MOSCOW — Twice a week, Nikolai makes the trek along Moscow’s most congested roadway to a small one-story building packed with dozens of people in thick winter coats.
He sits and waits — for at least two hours, but often for much longer — to see if the unemployment office has found him a job. He always arrives at the office with hope, but after three long months and endless applications, his hope is starting to wear thin.
Nikolai is one of millions of Russians who have lost their jobs in a mass wave of unemployment, as the country’s economic boom has ground to a screeching halt.
“About half of my friends have lost their jobs,” says Nikolai, 25, who asked that his last name not be used. Nikolai lost his in October, when the federal forestry agency he worked for laid off half its work force.
According to the government, 6.4 million Russians are unemployed today, or about 8.5 percent of the working age population. At least another million have had their work weeks cut, or have been forced into unpaid leave. An untold number more have had their wages cut or withheld, a widespread practice in Russia when times turn tough.
All this has shocked average Russians and the system alike. For most Russians, quality of life steadily improved under the presidency of Vladimir Putin, now prime minister, leading to sky-high approval ratings.
In the wake of the Soviet collapse, Russia hardly experienced any unemployment, though millions worked without pay as the economy adjusted to the shock of capitalism. It rose sharply after the August 1998 financial crisis, reaching 13 percent, and its steady decline since then contributed greatly to Putin's popularity.
Now many find themselves thrust back into a situation — with no jobs or with decreased wages, able to buy fewer things, travel to fewer places — that they thought was gone forever.
Tamara sits in the same unemployment office in the northern Moscow neighborhood of Marina Roshcha. Her face is weary from the three-hour wait.

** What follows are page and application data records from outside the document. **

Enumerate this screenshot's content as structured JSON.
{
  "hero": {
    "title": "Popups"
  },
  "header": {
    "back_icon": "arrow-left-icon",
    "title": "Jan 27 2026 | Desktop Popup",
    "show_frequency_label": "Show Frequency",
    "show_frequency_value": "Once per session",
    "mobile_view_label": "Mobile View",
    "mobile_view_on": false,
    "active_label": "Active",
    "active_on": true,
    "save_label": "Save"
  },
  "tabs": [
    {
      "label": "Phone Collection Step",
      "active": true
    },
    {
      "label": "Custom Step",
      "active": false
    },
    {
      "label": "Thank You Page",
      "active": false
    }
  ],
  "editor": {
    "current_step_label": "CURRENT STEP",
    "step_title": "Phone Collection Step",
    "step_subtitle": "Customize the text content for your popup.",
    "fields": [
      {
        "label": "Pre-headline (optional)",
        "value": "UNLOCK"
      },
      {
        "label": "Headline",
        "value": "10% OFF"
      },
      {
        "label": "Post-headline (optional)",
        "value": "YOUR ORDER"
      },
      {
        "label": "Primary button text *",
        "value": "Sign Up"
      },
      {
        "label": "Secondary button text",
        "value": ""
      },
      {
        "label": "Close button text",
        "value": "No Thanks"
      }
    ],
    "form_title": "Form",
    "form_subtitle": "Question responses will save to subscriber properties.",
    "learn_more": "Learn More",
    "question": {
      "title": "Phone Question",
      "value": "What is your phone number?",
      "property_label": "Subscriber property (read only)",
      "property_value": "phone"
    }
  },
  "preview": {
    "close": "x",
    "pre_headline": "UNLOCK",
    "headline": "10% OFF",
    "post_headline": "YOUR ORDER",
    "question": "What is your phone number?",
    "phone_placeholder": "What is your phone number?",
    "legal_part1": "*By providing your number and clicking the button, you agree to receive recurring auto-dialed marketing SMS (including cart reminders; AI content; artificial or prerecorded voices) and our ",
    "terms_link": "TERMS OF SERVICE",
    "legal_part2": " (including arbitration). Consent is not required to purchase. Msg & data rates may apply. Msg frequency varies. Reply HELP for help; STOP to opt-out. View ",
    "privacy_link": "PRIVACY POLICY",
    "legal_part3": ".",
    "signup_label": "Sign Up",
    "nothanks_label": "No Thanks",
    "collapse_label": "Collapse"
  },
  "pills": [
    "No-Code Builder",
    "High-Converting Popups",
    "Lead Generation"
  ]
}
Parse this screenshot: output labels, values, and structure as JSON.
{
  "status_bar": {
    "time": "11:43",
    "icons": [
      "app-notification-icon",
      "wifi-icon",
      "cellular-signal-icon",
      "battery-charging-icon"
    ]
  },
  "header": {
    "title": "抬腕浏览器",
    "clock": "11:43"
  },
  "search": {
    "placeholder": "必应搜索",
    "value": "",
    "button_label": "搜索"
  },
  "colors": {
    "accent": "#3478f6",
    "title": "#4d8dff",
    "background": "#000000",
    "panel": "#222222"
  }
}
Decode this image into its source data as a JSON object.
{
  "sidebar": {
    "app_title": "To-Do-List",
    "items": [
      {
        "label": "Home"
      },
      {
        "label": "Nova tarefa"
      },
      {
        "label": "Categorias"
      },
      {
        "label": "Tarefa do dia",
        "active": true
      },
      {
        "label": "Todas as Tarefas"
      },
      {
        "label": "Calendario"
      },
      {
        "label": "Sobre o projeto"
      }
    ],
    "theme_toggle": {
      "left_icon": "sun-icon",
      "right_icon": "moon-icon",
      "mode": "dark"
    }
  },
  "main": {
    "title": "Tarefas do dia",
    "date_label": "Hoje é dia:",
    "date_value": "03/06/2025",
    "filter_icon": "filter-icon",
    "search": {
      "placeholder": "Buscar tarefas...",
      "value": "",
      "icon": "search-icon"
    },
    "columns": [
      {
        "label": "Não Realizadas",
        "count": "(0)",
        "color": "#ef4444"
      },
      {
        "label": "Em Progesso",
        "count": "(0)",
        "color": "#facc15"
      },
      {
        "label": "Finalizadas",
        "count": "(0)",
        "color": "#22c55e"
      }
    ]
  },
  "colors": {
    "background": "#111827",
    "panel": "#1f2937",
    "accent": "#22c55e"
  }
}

“I haven’t worked in 10 years, but now the situation in my family has changed,” says Tamara, who also asked that her last name not be used. “I’m hoping to find a job as a secretary. I won’t take less than 15,000 ($450) rubles a month, but I’m doubtful I’ll get that.”
That may sound a measly amount in a city that consistently ranks among the world’s most expensive. But it is much more than what Tamara can hope to make once she registers as unemployed.